## WHAT THE TASK REQUIRES:
Which lines in the data below contain the string "icon"? Show each one.

[Collection entries]
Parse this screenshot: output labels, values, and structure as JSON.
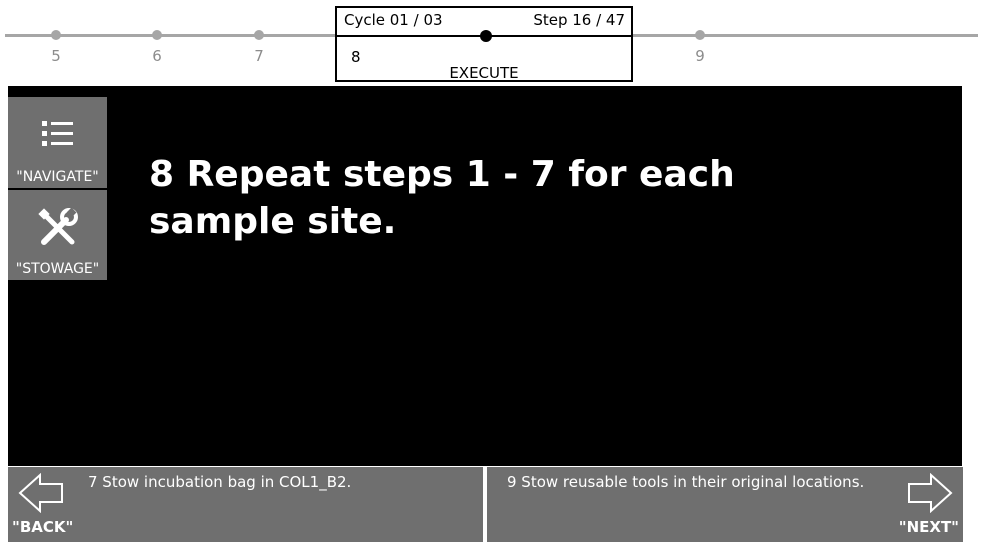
{
  "timeline": {
    "prev_steps": [
      "5",
      "6",
      "7"
    ],
    "next_step": "9",
    "cycle": "Cycle 01 / 03",
    "step": "Step 16 / 47",
    "current_number": "8",
    "current_phase": "EXECUTE"
  },
  "sidebar": {
    "navigate_label": "\"NAVIGATE\"",
    "navigate_icon": "list-icon",
    "stowage_label": "\"STOWAGE\"",
    "stowage_icon": "tools-icon"
  },
  "main": {
    "step_text": "8 Repeat steps 1 - 7 for each sample site."
  },
  "bottom_nav": {
    "back_desc": "7 Stow incubation bag in COL1_B2.",
    "back_label": "\"BACK\"",
    "back_icon": "arrow-left-icon",
    "next_desc": "9 Stow reusable tools in their original locations.",
    "next_label": "\"NEXT\"",
    "next_icon": "arrow-right-icon"
  }
}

## OUTPUT OF THE EXERCISE:
    "navigate_icon": "list-icon",
    "stowage_icon": "tools-icon"
    "back_icon": "arrow-left-icon",
    "next_icon": "arrow-right-icon"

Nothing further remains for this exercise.